* **Exercise input**:
-*-
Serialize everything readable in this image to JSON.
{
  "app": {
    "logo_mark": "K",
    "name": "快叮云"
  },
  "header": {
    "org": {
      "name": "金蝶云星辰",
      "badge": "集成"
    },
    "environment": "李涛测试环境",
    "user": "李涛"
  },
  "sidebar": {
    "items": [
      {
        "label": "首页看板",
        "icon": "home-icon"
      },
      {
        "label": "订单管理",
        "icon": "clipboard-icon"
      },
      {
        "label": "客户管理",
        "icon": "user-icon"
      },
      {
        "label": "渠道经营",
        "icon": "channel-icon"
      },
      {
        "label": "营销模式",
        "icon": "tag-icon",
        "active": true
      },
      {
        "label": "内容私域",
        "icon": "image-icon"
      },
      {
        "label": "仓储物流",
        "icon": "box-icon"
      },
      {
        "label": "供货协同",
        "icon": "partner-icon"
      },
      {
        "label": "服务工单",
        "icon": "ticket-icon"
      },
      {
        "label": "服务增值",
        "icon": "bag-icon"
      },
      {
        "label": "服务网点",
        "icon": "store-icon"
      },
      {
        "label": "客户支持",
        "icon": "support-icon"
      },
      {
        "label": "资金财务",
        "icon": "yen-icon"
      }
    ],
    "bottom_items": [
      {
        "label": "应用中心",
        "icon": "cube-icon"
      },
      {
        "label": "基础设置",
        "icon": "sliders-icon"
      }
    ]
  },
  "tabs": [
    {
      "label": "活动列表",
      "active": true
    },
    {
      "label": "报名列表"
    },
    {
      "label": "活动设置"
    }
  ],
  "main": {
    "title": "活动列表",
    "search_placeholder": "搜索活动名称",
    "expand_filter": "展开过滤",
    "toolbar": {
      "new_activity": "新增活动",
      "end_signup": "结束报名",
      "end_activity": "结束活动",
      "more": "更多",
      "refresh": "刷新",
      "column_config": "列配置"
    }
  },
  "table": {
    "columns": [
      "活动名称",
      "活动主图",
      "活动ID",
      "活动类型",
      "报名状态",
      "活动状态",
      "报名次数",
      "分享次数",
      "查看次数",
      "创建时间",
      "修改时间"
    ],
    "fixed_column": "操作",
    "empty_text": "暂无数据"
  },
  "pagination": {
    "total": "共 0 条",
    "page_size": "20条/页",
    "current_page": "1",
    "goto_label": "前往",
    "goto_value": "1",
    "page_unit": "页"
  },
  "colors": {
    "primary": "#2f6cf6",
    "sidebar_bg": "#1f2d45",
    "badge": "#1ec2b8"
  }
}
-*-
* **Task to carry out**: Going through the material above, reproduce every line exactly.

* **Answer to the problem**:
Serialize everything readable in this image to JSON.
{
  "app": {
    "logo_mark": "K",
    "name": "快叮云"
  },
  "header": {
    "org": {
      "name": "金蝶云星辰",
      "badge": "集成"
    },
    "environment": "李涛测试环境",
    "user": "李涛"
  },
  "sidebar": {
    "items": [
      {
        "label": "首页看板",
        "icon": "home-icon"
      },
      {
        "label": "订单管理",
        "icon": "clipboard-icon"
      },
      {
        "label": "客户管理",
        "icon": "user-icon"
      },
      {
        "label": "渠道经营",
        "icon": "channel-icon"
      },
      {
        "label": "营销模式",
        "icon": "tag-icon",
        "active": true
      },
      {
        "label": "内容私域",
        "icon": "image-icon"
      },
      {
        "label": "仓储物流",
        "icon": "box-icon"
      },
      {
        "label": "供货协同",
        "icon": "partner-icon"
      },
      {
        "label": "服务工单",
        "icon": "ticket-icon"
      },
      {
        "label": "服务增值",
        "icon": "bag-icon"
      },
      {
        "label": "服务网点",
        "icon": "store-icon"
      },
      {
        "label": "客户支持",
        "icon": "support-icon"
      },
      {
        "label": "资金财务",
        "icon": "yen-icon"
      }
    ],
    "bottom_items": [
      {
        "label": "应用中心",
        "icon": "cube-icon"
      },
      {
        "label": "基础设置",
        "icon": "sliders-icon"
      }
    ]
  },
  "tabs": [
    {
      "label": "活动列表",
      "active": true
    },
    {
      "label": "报名列表"
    },
    {
      "label": "活动设置"
    }
  ],
  "main": {
    "title": "活动列表",
    "search_placeholder": "搜索活动名称",
    "expand_filter": "展开过滤",
    "toolbar": {
      "new_activity": "新增活动",
      "end_signup": "结束报名",
      "end_activity": "结束活动",
      "more": "更多",
      "refresh": "刷新",
      "column_config": "列配置"
    }
  },
  "table": {
    "columns": [
      "活动名称",
      "活动主图",
      "活动ID",
      "活动类型",
      "报名状态",
      "活动状态",
      "报名次数",
      "分享次数",
      "查看次数",
      "创建时间",
      "修改时间"
    ],
    "fixed_column": "操作",
    "empty_text": "暂无数据"
  },
  "pagination": {
    "total": "共 0 条",
    "page_size": "20条/页",
    "current_page": "1",
    "goto_label": "前往",
    "goto_value": "1",
    "page_unit": "页"
  },
  "colors": {
    "primary": "#2f6cf6",
    "sidebar_bg": "#1f2d45",
    "badge": "#1ec2b8"
  }
}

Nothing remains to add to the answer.